• **RECORD SET**:
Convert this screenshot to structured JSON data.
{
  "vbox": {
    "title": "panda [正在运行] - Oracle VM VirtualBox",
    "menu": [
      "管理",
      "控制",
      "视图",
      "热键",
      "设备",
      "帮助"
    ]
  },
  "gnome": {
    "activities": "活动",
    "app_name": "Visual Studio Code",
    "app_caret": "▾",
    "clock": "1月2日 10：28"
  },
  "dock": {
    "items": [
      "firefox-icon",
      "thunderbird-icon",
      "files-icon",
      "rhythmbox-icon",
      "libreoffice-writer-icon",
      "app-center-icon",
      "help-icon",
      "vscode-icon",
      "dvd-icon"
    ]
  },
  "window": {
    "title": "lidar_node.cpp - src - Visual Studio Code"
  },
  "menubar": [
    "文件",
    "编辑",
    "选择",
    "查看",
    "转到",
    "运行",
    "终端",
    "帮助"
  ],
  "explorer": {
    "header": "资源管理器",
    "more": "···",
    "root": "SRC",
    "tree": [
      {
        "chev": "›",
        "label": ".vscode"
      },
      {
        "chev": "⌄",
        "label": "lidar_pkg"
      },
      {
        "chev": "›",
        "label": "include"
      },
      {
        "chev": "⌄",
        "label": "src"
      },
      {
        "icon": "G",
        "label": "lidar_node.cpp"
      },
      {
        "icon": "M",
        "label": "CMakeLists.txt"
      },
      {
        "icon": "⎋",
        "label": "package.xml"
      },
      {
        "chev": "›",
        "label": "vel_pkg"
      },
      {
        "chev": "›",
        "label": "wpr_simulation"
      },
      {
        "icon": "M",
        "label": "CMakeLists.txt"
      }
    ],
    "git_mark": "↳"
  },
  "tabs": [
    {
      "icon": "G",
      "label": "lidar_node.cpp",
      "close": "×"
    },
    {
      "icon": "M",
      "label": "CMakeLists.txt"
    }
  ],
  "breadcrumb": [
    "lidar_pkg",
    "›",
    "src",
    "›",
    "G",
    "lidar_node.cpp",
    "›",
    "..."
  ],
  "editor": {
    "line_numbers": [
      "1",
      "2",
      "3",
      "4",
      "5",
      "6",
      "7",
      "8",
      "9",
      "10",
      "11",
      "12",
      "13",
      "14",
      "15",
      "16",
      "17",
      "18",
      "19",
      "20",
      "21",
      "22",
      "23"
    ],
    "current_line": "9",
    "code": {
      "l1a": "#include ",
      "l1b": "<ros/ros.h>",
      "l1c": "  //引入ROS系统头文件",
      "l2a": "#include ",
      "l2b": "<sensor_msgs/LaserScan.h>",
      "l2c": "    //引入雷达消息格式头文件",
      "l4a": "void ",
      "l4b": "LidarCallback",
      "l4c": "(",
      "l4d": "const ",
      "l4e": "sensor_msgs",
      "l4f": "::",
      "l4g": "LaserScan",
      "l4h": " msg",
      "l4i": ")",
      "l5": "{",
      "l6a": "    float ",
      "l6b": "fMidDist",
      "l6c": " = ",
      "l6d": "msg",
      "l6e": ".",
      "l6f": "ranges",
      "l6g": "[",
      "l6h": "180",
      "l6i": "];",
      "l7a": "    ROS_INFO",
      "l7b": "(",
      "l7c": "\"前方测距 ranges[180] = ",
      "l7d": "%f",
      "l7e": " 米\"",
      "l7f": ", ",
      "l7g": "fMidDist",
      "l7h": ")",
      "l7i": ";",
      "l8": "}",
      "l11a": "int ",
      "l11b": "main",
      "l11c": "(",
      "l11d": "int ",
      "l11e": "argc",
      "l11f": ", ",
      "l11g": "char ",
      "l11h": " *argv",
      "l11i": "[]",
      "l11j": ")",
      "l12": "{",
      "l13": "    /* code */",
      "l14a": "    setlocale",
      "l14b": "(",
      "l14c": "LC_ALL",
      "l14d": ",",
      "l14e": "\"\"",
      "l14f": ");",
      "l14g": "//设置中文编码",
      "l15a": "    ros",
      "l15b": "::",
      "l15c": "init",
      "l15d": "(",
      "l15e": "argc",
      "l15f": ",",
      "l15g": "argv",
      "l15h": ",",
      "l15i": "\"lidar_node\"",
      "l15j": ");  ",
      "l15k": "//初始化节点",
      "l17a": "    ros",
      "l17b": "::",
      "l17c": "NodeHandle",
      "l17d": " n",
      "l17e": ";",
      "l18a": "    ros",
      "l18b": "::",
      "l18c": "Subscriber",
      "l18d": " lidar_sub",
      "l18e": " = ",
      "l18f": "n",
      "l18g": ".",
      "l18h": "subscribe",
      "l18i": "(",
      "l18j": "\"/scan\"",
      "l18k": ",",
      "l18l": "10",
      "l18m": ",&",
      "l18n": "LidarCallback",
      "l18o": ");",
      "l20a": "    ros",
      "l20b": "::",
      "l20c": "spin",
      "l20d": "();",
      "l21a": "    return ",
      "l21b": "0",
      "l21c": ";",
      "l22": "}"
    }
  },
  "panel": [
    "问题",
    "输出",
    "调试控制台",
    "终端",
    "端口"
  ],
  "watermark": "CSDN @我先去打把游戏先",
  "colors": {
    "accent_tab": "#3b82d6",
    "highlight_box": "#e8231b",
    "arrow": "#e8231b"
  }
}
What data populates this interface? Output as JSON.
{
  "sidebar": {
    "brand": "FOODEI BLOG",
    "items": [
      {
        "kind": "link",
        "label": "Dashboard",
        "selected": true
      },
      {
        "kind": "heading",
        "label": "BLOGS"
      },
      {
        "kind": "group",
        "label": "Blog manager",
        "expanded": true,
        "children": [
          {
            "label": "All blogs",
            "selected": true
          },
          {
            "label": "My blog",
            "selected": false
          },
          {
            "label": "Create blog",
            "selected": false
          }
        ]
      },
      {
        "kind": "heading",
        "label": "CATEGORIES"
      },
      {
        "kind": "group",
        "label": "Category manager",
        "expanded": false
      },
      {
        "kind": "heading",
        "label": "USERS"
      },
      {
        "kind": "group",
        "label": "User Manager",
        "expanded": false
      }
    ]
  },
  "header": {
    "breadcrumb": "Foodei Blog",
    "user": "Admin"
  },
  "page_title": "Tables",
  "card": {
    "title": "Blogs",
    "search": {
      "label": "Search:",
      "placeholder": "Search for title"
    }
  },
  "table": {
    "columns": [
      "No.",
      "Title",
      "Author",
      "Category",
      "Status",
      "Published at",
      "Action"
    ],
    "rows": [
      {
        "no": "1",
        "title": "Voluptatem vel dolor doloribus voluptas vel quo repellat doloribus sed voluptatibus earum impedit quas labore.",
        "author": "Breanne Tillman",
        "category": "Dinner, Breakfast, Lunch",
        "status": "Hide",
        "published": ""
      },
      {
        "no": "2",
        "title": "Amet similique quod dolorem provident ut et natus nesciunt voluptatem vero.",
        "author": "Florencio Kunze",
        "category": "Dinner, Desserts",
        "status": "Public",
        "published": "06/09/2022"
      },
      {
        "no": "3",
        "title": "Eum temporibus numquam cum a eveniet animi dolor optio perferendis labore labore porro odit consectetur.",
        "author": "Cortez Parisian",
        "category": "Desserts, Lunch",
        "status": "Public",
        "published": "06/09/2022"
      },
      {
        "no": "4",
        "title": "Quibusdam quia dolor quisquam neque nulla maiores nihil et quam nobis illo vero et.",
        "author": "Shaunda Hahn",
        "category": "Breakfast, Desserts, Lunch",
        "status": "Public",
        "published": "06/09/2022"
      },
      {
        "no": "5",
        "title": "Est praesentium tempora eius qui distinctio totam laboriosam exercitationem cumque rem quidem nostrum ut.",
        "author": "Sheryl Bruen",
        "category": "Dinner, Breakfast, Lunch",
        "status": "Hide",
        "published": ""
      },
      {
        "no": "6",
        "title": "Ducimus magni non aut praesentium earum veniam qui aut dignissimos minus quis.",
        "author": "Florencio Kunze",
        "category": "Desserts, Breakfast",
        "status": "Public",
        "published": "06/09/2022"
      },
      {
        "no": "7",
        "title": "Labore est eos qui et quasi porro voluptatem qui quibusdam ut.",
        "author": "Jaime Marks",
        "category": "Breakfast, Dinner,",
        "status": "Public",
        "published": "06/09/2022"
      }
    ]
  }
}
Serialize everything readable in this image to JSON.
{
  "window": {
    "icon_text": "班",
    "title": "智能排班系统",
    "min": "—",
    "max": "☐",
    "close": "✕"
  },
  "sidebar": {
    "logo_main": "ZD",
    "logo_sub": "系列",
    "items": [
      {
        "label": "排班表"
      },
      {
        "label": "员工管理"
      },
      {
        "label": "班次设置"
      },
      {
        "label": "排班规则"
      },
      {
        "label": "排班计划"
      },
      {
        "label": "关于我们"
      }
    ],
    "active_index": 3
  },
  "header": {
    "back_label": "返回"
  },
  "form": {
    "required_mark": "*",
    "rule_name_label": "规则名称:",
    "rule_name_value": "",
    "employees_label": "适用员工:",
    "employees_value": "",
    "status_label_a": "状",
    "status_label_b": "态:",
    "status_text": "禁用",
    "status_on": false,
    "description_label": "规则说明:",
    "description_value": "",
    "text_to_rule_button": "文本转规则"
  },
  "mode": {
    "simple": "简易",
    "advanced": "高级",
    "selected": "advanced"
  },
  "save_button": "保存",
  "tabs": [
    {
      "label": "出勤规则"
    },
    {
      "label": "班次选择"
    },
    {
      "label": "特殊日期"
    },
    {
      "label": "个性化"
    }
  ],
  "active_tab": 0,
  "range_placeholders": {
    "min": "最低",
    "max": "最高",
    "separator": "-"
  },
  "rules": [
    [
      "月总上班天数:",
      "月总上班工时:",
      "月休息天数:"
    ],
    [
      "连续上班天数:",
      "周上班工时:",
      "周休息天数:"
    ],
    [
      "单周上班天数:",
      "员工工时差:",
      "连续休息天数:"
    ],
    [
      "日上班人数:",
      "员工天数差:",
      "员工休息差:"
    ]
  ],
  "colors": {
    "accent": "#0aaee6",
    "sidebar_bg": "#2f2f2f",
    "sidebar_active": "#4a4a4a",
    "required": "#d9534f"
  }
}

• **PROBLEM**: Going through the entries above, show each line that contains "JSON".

• **RESULT OF THIS EXERCISE**:
Convert this screenshot to structured JSON data.
What data populates this interface? Output as JSON.
Serialize everything readable in this image to JSON.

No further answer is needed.